The data section start
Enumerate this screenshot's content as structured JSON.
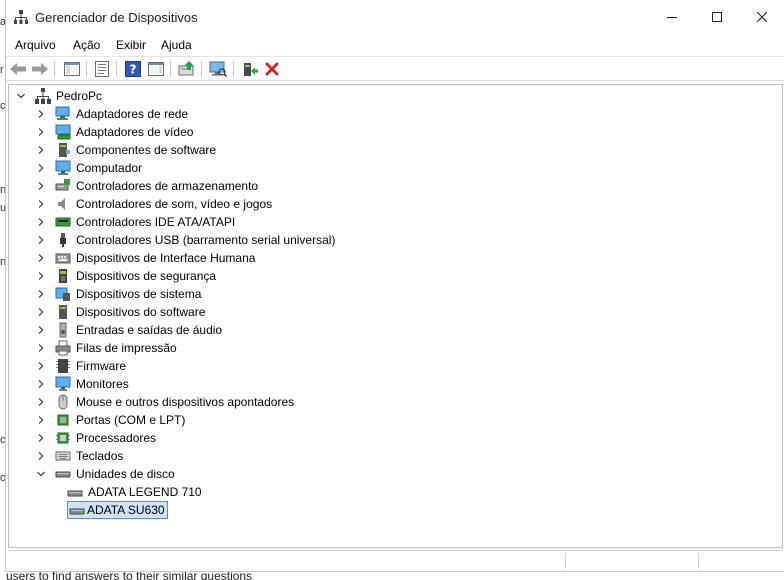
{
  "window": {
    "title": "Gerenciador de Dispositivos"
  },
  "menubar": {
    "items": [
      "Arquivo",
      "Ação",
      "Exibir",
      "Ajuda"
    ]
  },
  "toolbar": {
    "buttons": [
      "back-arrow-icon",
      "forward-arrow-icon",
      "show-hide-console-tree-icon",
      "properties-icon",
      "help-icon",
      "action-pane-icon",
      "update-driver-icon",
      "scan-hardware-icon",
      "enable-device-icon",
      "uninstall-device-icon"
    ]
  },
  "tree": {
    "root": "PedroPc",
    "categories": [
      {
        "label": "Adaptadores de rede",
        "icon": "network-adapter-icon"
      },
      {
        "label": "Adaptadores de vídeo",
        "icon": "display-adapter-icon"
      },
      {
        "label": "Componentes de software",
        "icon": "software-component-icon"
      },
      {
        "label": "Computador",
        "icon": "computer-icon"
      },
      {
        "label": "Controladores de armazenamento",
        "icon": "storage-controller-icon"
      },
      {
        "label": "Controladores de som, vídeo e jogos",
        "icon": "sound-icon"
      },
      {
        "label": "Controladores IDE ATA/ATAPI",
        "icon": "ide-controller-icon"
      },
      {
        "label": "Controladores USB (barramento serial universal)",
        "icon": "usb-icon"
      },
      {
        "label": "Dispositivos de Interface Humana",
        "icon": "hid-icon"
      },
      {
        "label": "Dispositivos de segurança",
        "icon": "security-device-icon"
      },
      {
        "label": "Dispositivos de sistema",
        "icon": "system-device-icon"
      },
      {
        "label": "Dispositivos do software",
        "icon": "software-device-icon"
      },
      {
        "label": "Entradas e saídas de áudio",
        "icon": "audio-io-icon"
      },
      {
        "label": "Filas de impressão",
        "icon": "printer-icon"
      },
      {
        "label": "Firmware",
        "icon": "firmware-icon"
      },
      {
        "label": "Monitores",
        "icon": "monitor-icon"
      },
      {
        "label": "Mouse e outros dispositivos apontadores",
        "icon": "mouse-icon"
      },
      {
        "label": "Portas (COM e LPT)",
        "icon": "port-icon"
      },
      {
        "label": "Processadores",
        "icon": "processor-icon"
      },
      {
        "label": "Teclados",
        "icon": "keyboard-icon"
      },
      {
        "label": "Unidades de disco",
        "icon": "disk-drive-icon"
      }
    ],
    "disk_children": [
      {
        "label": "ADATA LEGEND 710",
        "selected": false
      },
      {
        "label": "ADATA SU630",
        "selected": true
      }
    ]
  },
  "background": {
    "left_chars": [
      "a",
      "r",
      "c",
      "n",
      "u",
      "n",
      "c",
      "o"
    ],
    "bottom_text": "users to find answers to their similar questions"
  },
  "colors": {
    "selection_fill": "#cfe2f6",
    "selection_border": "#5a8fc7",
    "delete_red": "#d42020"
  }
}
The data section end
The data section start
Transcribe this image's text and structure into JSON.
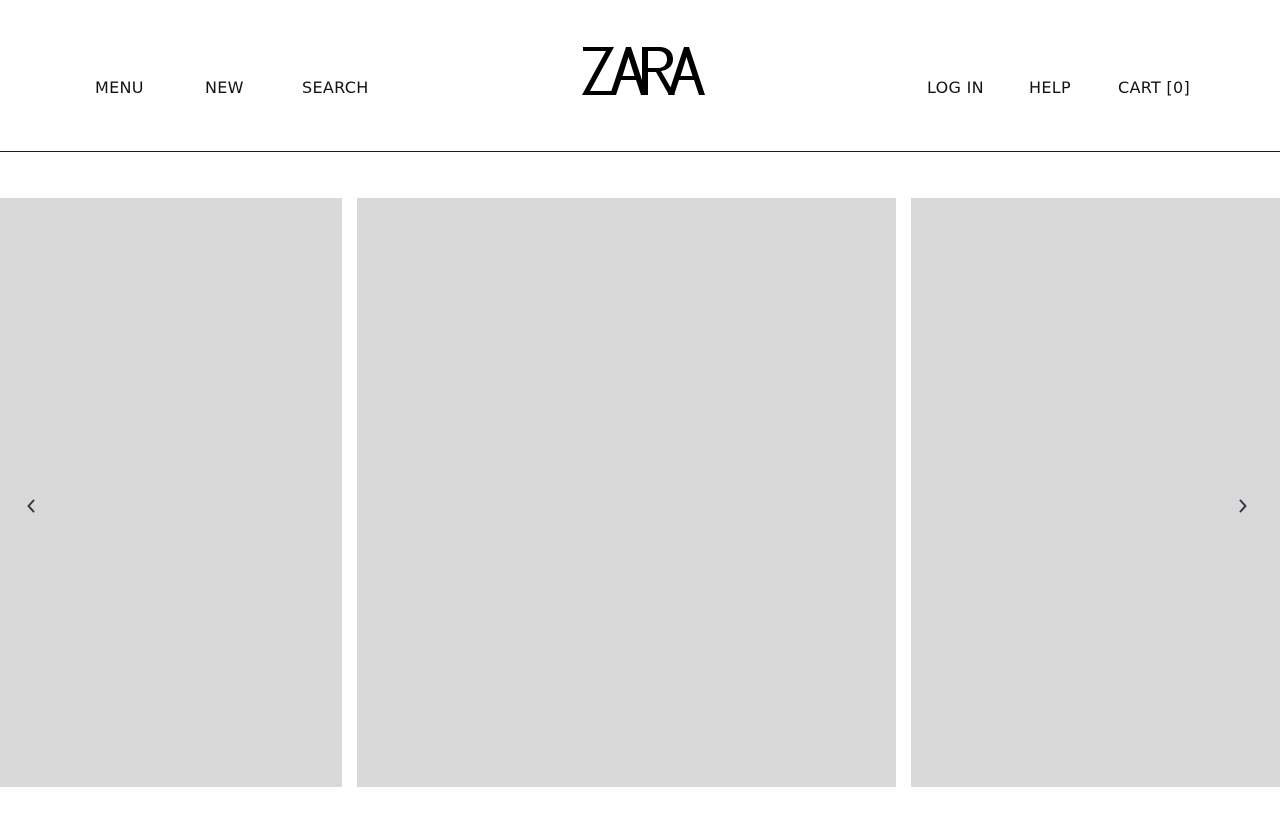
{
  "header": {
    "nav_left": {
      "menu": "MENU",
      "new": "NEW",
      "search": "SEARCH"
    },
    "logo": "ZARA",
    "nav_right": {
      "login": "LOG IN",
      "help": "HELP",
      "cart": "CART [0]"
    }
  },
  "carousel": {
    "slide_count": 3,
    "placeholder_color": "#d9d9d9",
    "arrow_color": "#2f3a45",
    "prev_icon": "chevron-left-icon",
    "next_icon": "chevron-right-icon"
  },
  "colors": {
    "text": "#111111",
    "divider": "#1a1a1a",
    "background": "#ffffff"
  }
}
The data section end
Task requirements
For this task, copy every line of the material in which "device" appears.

Result
      "enable-device-icon",
      "uninstall-device-icon"
        "icon": "security-device-icon"
        "icon": "system-device-icon"
        "icon": "software-device-icon"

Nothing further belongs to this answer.